_WORK ORDER:_ Whenever a line of the data below holds the string "połączenia", copy that line.

[Element data from apps and pages]
════
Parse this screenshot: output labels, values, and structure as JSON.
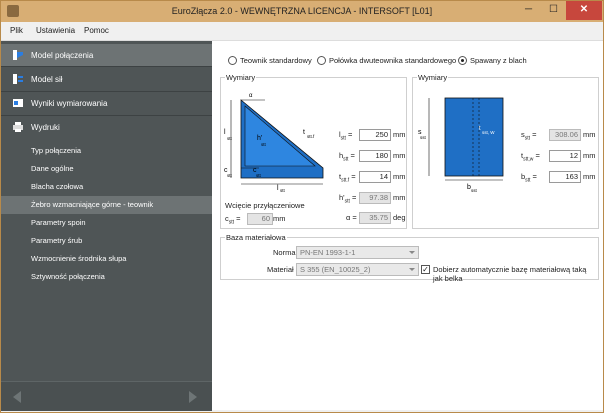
{
  "window": {
    "title": "EuroZłącza 2.0 - WEWNĘTRZNA LICENCJA - INTERSOFT [L01]"
  },
  "menu": {
    "items": [
      "Plik",
      "Ustawienia",
      "Pomoc"
    ]
  },
  "sidebar": {
    "main_items": [
      {
        "label": "Model połączenia",
        "icon": "connection-icon"
      },
      {
        "label": "Model sił",
        "icon": "forces-icon"
      },
      {
        "label": "Wyniki wymiarowania",
        "icon": "results-icon"
      },
      {
        "label": "Wydruki",
        "icon": "printer-icon"
      }
    ],
    "sub_items": [
      "Typ połączenia",
      "Dane ogólne",
      "Blacha czołowa",
      "Żebro wzmacniające górne - teownik",
      "Parametry spoin",
      "Parametry śrub",
      "Wzmocnienie środnika słupa",
      "Sztywność połączenia"
    ]
  },
  "options": {
    "radio1": "Teownik standardowy",
    "radio2": "Połówka dwuteownika standardowego",
    "radio3": "Spawany z blach",
    "selected": "radio3"
  },
  "left_group": {
    "title": "Wymiary",
    "diagram": {
      "alpha": "α",
      "l_stt": "l",
      "h_stt": "h'",
      "t_stt_f": "t",
      "c_stt": "c",
      "l_stt_b": "l",
      "sub": "stt",
      "sub_f": "stt.f"
    },
    "fields": [
      {
        "label_main": "l",
        "label_sub": "stt",
        "value": "250",
        "unit": "mm",
        "readonly": false
      },
      {
        "label_main": "h",
        "label_sub": "stt",
        "value": "180",
        "unit": "mm",
        "readonly": false
      },
      {
        "label_main": "t",
        "label_sub": "stt.f",
        "value": "14",
        "unit": "mm",
        "readonly": false
      },
      {
        "label_main": "h'",
        "label_sub": "stt",
        "value": "97.38",
        "unit": "mm",
        "readonly": true
      },
      {
        "label_main": "α",
        "label_sub": "",
        "value": "35.75",
        "unit": "deg",
        "readonly": true
      }
    ],
    "cut_title": "Wcięcie przyłączeniowe",
    "cut_label_main": "c",
    "cut_label_sub": "stt",
    "cut_value": "60",
    "cut_unit": "mm"
  },
  "right_group": {
    "title": "Wymiary",
    "diagram": {
      "s_sst": "s",
      "t_sst_w": "t",
      "b_sst": "b",
      "sub": "sst",
      "sub_w": "sst, W"
    },
    "fields": [
      {
        "label_main": "s",
        "label_sub": "stt",
        "value": "308.06",
        "unit": "mm",
        "readonly": true
      },
      {
        "label_main": "t",
        "label_sub": "stt,w",
        "value": "12",
        "unit": "mm",
        "readonly": false
      },
      {
        "label_main": "b",
        "label_sub": "stt",
        "value": "163",
        "unit": "mm",
        "readonly": false
      }
    ]
  },
  "material": {
    "title": "Baza materiałowa",
    "norma_label": "Norma",
    "norma_value": "PN-EN 1993-1-1",
    "material_label": "Materiał",
    "material_value": "S 355 (EN_10025_2)",
    "auto_label": "Dobierz automatycznie bazę materiałową taką jak belka",
    "auto_checked": true
  },
  "colors": {
    "sidebar_bg": "#4f5556",
    "diagram_blue": "#1f6fc5",
    "title_bar": "#d8ae74"
  }
}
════
_EXERCISE SOLUTION:_
        "label": "Model połączenia",
      "Typ połączenia",
      "Sztywność połączenia"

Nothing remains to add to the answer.